Having described the Tabernacle and its furnishings in the previous parashah, this one tells of the clothes of the priests and the different rituals that occurred in it. Each ritual had a special meaning. They were actions and symbols that should serve as a source of inspiration to the people. One of the rituals was the keeping of one of the menorah lights lit constantly.
Bar Kappara (around 200 CE) teaches this about the menorah: “The Holy One, blessed be He says (to every Jew): My candle is in your hand, as it is written: ‘For the candle is the precept and the Torah is light’ (Proverbs 6: 23), and your candle is in my hand, as it is written: ‘The candle of God is the soul of man’ (Proverbs 20:27). Take care of my candle and I will take care of your candle.” (Midrash Tehilim, Mizmor 18)
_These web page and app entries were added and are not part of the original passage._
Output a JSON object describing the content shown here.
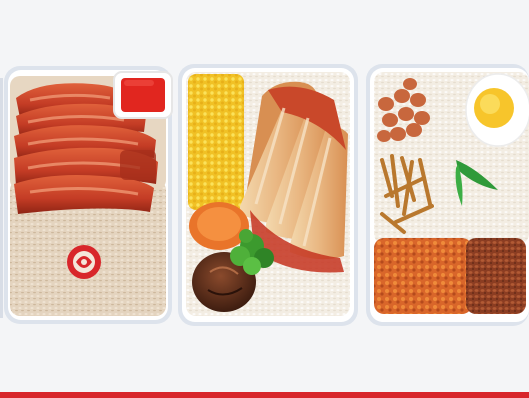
{
  "scene": {
    "image_alt": "",
    "colors": {
      "background": "#f4f5f7",
      "tray_edge": "#dfe4ec",
      "rice": "#f2ece2",
      "brown_rice": "#e3d3bd",
      "char_siu": "#c9482a",
      "sauce": "#d8262b",
      "corn": "#f3c82a",
      "chicken": "#e9c28f",
      "peanut": "#c8673d",
      "egg_yolk": "#f7c52b",
      "sambal": "#e06a2a",
      "bottom_bar": "#d8262b"
    },
    "items": [
      "char-siu-rice-tray",
      "chicken-rice-tray",
      "nasi-lemak-tray"
    ]
  }
}
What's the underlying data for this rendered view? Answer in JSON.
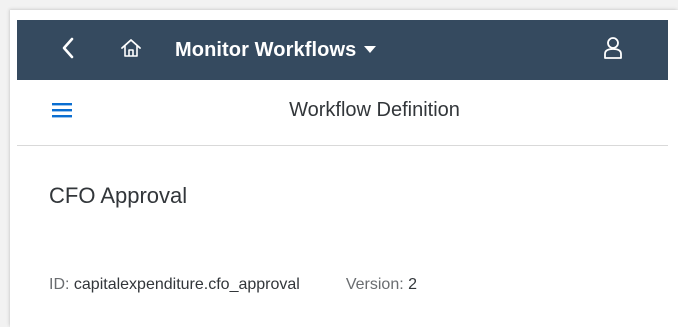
{
  "shellbar": {
    "title": "Monitor Workflows",
    "background_color": "#354a5f",
    "icons": {
      "back": "chevron-left-icon",
      "home": "home-icon",
      "dropdown": "caret-down-icon",
      "user": "user-icon"
    }
  },
  "subheader": {
    "title": "Workflow Definition",
    "menu_icon": "hamburger-menu-icon",
    "menu_color": "#0a6ed1"
  },
  "object": {
    "title": "CFO Approval",
    "id_label": "ID:",
    "id_value": "capitalexpenditure.cfo_approval",
    "version_label": "Version:",
    "version_value": "2"
  }
}
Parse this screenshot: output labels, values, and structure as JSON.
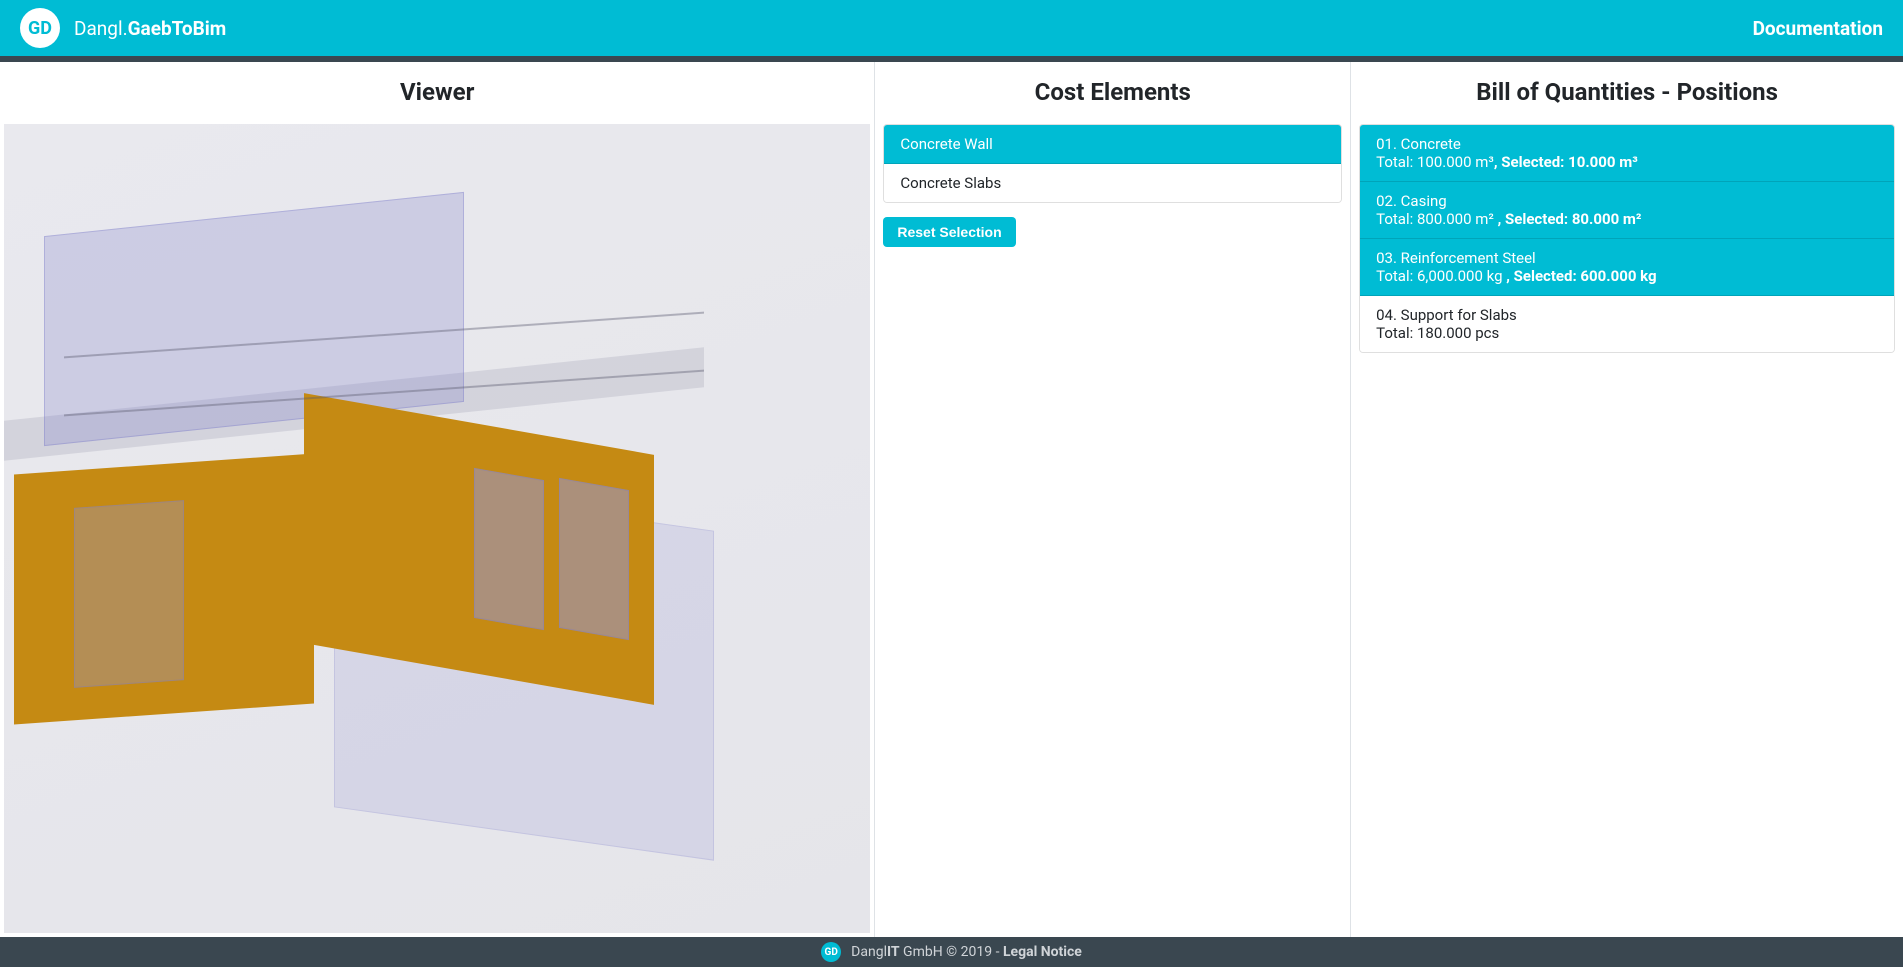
{
  "navbar": {
    "logo_text": "GD",
    "title_light": "Dangl.",
    "title_bold": "GaebToBim",
    "documentation": "Documentation"
  },
  "viewer": {
    "title": "Viewer"
  },
  "cost": {
    "title": "Cost Elements",
    "items": [
      {
        "label": "Concrete Wall",
        "active": true
      },
      {
        "label": "Concrete Slabs",
        "active": false
      }
    ],
    "reset_label": "Reset Selection"
  },
  "boq": {
    "title": "Bill of Quantities - Positions",
    "items": [
      {
        "line1": "01. Concrete",
        "total": "Total: 100.000 m³",
        "selected": ", Selected: 10.000 m³",
        "active": true
      },
      {
        "line1": "02. Casing",
        "total": "Total: 800.000 m² ",
        "selected": ", Selected: 80.000 m²",
        "active": true
      },
      {
        "line1": "03. Reinforcement Steel",
        "total": "Total: 6,000.000 kg ",
        "selected": ", Selected: 600.000 kg",
        "active": true
      },
      {
        "line1": "04. Support for Slabs",
        "total": "Total: 180.000 pcs",
        "selected": "",
        "active": false
      }
    ]
  },
  "footer": {
    "logo_text": "GD",
    "company_prefix": "Dangl",
    "company_bold": "IT",
    "copyright": " GmbH © 2019 - ",
    "legal": "Legal Notice"
  }
}
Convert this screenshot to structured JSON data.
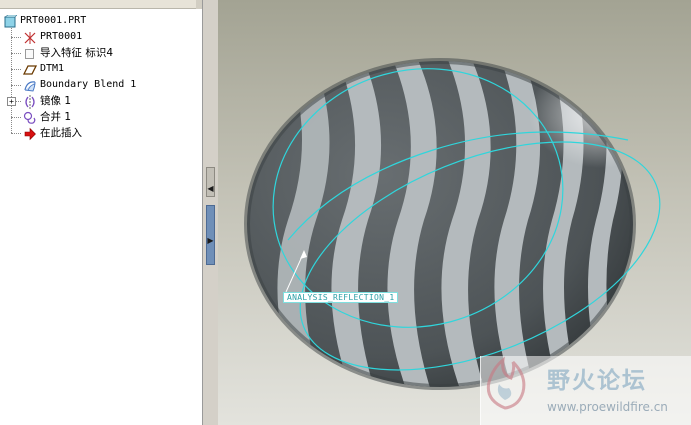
{
  "model_tree": {
    "root": "PRT0001.PRT",
    "items": [
      {
        "label": "PRT0001",
        "icon": "coordinate-system-icon"
      },
      {
        "label": "导入特征 标识4",
        "icon": "import-feature-icon"
      },
      {
        "label": "DTM1",
        "icon": "datum-plane-icon"
      },
      {
        "label": "Boundary Blend 1",
        "icon": "boundary-blend-icon"
      },
      {
        "label": "镜像 1",
        "icon": "mirror-icon"
      },
      {
        "label": "合并 1",
        "icon": "merge-icon"
      },
      {
        "label": "在此插入",
        "icon": "insert-here-arrow-icon"
      }
    ]
  },
  "viewport": {
    "analysis_label": "ANALYSIS_REFLECTION_1",
    "watermark": {
      "title": "野火论坛",
      "url": "www.proewildfire.cn"
    }
  },
  "colors": {
    "curve_cyan": "#2fd6dc",
    "body_dark": "#4f5558",
    "stripe_light": "#b6bcbf",
    "insert_arrow": "#d81010"
  }
}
The menorah of the seven arms, described in the previous parashah, and whose lighting is described in it, is the oldest symbol associated with the people of Israel. It occupied a special place in the most important site of the Sanctuary. Its fire symbolized the spirituality that was to be found in the bosom of the people.
When the Romans decided to honor the general (later emperor) Titus for his victory over the Jews by destroying the Temple of Jerusalem in 70 C.E., they built a famous arch in the Forum in Rome. On one of its interior walls one finds a bas-relief of the victory parade of the Romans. In the center of it, the menorah is clearly portrayed as the greatest trophy taken from the Jews and their destroyed Temple. The sages explained that the menorah may have been taken from Israel, but not its fire, which continues to remain in the hearts of the people and needs continually to be preserved.